For nearly 30 years, Oprah has worked to empower, enlighten and inspire people around the world to live their best lives. Oprah conducted the Commencement at Stanford University in 2008, and spoke at the View from the Top speaker series last year at Stanford Graduate School of Business.
"The Office for Religious Life is truly delighted that Oprah Winfrey has agreed to be the 2015 Rathbun Visiting Fellow," said Jane Shaw, dean for religious life. "Oprah encourages so many to find the path to a meaningful life: She fits the remit for this speaker series perfectly, and we look forward to hearing her wisdom and experience."
Oprah serves as chairman and CEO of cable network OWN: Oprah Winfrey Network, and is the founder of O, The Oprah Magazine and the digital platform Oprah.com. In September 2014, Oprah embarked on a multicity tour to lead transformational weekends for thousands of women. She also released the New York Times bestseller What I Know For Sure, a collection of magazine columns she wrote over 14 years offering readers a monthly source of inspiration and revelation.
Most recently, Oprah was a producer and actress in the critically acclaimed feature film Selma, which recounts the struggle to secure voting rights for all people in 1965. Oprah portrayed civil rights activist Annie Lee Cooper.
One of the world's leading philanthropists, Oprah established the Oprah Winfrey Leadership Academy for Girls in South Africa in 2007 for academically gifted girls from disadvantaged backgrounds and graduated its fourth class in 2014. Graduates of the school have continued on to higher education both in South Africa and around the world, including at Stanford University, Spelman College, Smith College, Brown University and others.
Oprah has long believed that education is the door to freedom.
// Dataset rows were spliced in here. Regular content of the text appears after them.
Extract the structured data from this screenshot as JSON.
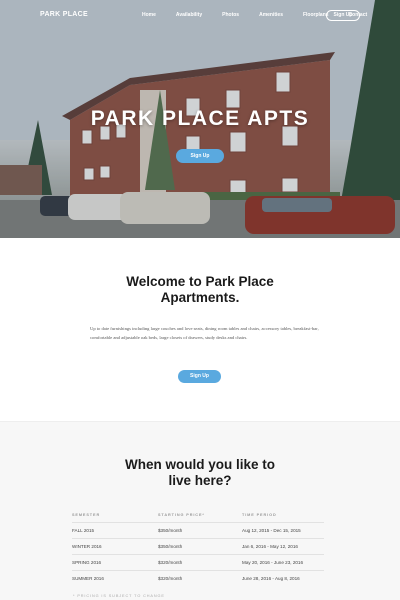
{
  "nav": {
    "brand": "PARK PLACE",
    "links": [
      "Home",
      "Availability",
      "Photos",
      "Amenities",
      "Floorplans",
      "Contact"
    ],
    "signup": "Sign Up"
  },
  "hero": {
    "title": "PARK PLACE APTS",
    "button": "Sign Up"
  },
  "welcome": {
    "title_line1": "Welcome to Park Place",
    "title_line2": "Apartments.",
    "text": "Up to date furnishings including large couches and love seats, dining room tables and chairs, accessory tables, breakfast-bar, comfortable and adjustable oak beds, large closets of drawers, study desks and chairs.",
    "button": "Sign Up"
  },
  "pricing": {
    "title_line1": "When would you like to",
    "title_line2": "live here?",
    "headers": [
      "SEMESTER",
      "STARTING PRICE*",
      "TIME PERIOD"
    ],
    "rows": [
      [
        "FALL 2015",
        "$350/month",
        "Aug 12, 2015 - Dec 15, 2015"
      ],
      [
        "WINTER 2016",
        "$350/month",
        "Jan 6, 2016 - May 12, 2016"
      ],
      [
        "SPRING 2016",
        "$320/month",
        "May 20, 2016 - June 23, 2016"
      ],
      [
        "SUMMER 2016",
        "$320/month",
        "June 28, 2016 - Aug 8, 2016"
      ]
    ],
    "footnote": "* PRICING IS SUBJECT TO CHANGE"
  },
  "colors": {
    "accent": "#5aa9df",
    "pricing_bg": "#f7f7f7"
  }
}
Last year she partnered with Starbucks to create Teavana Oprah Chai with 100 percent of her proceeds going to support youth education.
Oprah will be the sixth person chosen as the Rathbun Visiting Fellow by the Office for Religious Life at Stanford to deliver "Harry's Last Lecture." Previous Rathbun Visiting Fellows were Marian Wright Edelman, president and founder of the Children's Defense Fund; His Holiness the 14th Dalai Lama; George Shultz, former U.S. secretary of state; Sandra Day O'Connor, retired associate justice of the U.S. Supreme Court; and Garry Trudeau, Pulitzer Prize-winning cartoonist.
The Foundation for Global Community established the Fund for Exploring What Leads to a Meaningful Life in honor of Harry and Emilia Rathbun and their legacy of helping students experience personal reflection, thoughtful discussion and a deeper exploration of life's purpose. While the centerpiece of the program is the lecture, the Rathbun Visiting Fellow also spends some time on campus engaged in deeper discussions with smaller groups of students, faculty and staff members in a variety of other programs hosted by the dean for religious life.
Information will be available after Stanford's spring break for students, faculty and staff members interested in attending Oprah's April 20 lecture to enter a lottery for free tickets. A valid Stanford ID will be required.